■ **Exercise requirements**:
Retype the records below so that each one matches exactly.

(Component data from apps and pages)

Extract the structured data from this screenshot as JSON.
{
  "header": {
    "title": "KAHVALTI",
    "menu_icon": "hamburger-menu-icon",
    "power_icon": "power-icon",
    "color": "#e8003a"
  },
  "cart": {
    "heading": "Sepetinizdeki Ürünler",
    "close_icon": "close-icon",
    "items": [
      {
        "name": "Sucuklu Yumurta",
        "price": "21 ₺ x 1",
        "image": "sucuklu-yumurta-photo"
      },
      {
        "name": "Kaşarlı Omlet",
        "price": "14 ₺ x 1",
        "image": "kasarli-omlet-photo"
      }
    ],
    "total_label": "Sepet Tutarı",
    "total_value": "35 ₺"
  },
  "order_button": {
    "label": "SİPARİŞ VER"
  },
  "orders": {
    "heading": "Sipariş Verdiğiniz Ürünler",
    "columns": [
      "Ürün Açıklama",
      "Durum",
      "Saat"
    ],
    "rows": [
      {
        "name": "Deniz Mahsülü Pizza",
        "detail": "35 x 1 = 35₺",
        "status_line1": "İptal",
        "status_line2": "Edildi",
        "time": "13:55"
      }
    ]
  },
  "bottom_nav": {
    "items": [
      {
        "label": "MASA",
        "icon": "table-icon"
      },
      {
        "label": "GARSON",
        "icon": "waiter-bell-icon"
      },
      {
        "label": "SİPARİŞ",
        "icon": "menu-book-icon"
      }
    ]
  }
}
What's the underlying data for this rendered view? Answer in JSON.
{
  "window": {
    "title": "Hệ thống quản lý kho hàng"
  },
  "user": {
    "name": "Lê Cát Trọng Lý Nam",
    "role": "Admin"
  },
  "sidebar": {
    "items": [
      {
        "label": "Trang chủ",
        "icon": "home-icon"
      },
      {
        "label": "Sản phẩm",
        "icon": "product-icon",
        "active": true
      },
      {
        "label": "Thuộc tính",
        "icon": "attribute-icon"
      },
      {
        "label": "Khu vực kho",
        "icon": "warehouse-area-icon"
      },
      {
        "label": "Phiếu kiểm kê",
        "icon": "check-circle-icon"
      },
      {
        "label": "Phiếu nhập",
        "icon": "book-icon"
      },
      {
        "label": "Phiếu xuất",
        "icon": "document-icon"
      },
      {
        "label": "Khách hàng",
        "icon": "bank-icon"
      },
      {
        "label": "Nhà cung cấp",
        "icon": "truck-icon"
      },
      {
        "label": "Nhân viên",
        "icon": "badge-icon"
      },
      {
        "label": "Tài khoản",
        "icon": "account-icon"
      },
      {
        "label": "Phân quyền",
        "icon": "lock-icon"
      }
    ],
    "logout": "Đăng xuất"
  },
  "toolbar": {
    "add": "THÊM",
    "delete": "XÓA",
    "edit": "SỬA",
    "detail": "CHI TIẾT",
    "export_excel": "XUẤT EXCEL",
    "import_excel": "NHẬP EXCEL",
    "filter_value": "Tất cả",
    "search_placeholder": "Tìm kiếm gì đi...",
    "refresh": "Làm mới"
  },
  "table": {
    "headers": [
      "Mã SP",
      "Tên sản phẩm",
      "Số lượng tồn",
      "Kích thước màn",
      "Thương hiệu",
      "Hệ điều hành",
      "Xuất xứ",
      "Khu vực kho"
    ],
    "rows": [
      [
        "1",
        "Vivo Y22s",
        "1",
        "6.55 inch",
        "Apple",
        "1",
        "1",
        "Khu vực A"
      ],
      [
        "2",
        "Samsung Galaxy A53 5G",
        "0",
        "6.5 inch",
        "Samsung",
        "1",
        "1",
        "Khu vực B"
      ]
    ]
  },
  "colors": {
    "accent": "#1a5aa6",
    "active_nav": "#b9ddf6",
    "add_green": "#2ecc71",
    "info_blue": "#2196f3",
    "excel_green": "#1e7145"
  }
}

■ **Answer space**:
Extract the structured data from this screenshot as JSON.
{
  "header": {
    "title": "KAHVALTI",
    "menu_icon": "hamburger-menu-icon",
    "power_icon": "power-icon",
    "color": "#e8003a"
  },
  "cart": {
    "heading": "Sepetinizdeki Ürünler",
    "close_icon": "close-icon",
    "items": [
      {
        "name": "Sucuklu Yumurta",
        "price": "21 ₺ x 1",
        "image": "sucuklu-yumurta-photo"
      },
      {
        "name": "Kaşarlı Omlet",
        "price": "14 ₺ x 1",
        "image": "kasarli-omlet-photo"
      }
    ],
    "total_label": "Sepet Tutarı",
    "total_value": "35 ₺"
  },
  "order_button": {
    "label": "SİPARİŞ VER"
  },
  "orders": {
    "heading": "Sipariş Verdiğiniz Ürünler",
    "columns": [
      "Ürün Açıklama",
      "Durum",
      "Saat"
    ],
    "rows": [
      {
        "name": "Deniz Mahsülü Pizza",
        "detail": "35 x 1 = 35₺",
        "status_line1": "İptal",
        "status_line2": "Edildi",
        "time": "13:55"
      }
    ]
  },
  "bottom_nav": {
    "items": [
      {
        "label": "MASA",
        "icon": "table-icon"
      },
      {
        "label": "GARSON",
        "icon": "waiter-bell-icon"
      },
      {
        "label": "SİPARİŞ",
        "icon": "menu-book-icon"
      }
    ]
  }
}
What's the underlying data for this rendered view? Answer in JSON.
{
  "window": {
    "title": "Hệ thống quản lý kho hàng"
  },
  "user": {
    "name": "Lê Cát Trọng Lý Nam",
    "role": "Admin"
  },
  "sidebar": {
    "items": [
      {
        "label": "Trang chủ",
        "icon": "home-icon"
      },
      {
        "label": "Sản phẩm",
        "icon": "product-icon",
        "active": true
      },
      {
        "label": "Thuộc tính",
        "icon": "attribute-icon"
      },
      {
        "label": "Khu vực kho",
        "icon": "warehouse-area-icon"
      },
      {
        "label": "Phiếu kiểm kê",
        "icon": "check-circle-icon"
      },
      {
        "label": "Phiếu nhập",
        "icon": "book-icon"
      },
      {
        "label": "Phiếu xuất",
        "icon": "document-icon"
      },
      {
        "label": "Khách hàng",
        "icon": "bank-icon"
      },
      {
        "label": "Nhà cung cấp",
        "icon": "truck-icon"
      },
      {
        "label": "Nhân viên",
        "icon": "badge-icon"
      },
      {
        "label": "Tài khoản",
        "icon": "account-icon"
      },
      {
        "label": "Phân quyền",
        "icon": "lock-icon"
      }
    ],
    "logout": "Đăng xuất"
  },
  "toolbar": {
    "add": "THÊM",
    "delete": "XÓA",
    "edit": "SỬA",
    "detail": "CHI TIẾT",
    "export_excel": "XUẤT EXCEL",
    "import_excel": "NHẬP EXCEL",
    "filter_value": "Tất cả",
    "search_placeholder": "Tìm kiếm gì đi...",
    "refresh": "Làm mới"
  },
  "table": {
    "headers": [
      "Mã SP",
      "Tên sản phẩm",
      "Số lượng tồn",
      "Kích thước màn",
      "Thương hiệu",
      "Hệ điều hành",
      "Xuất xứ",
      "Khu vực kho"
    ],
    "rows": [
      [
        "1",
        "Vivo Y22s",
        "1",
        "6.55 inch",
        "Apple",
        "1",
        "1",
        "Khu vực A"
      ],
      [
        "2",
        "Samsung Galaxy A53 5G",
        "0",
        "6.5 inch",
        "Samsung",
        "1",
        "1",
        "Khu vực B"
      ]
    ]
  },
  "colors": {
    "accent": "#1a5aa6",
    "active_nav": "#b9ddf6",
    "add_green": "#2ecc71",
    "info_blue": "#2196f3",
    "excel_green": "#1e7145"
  }
}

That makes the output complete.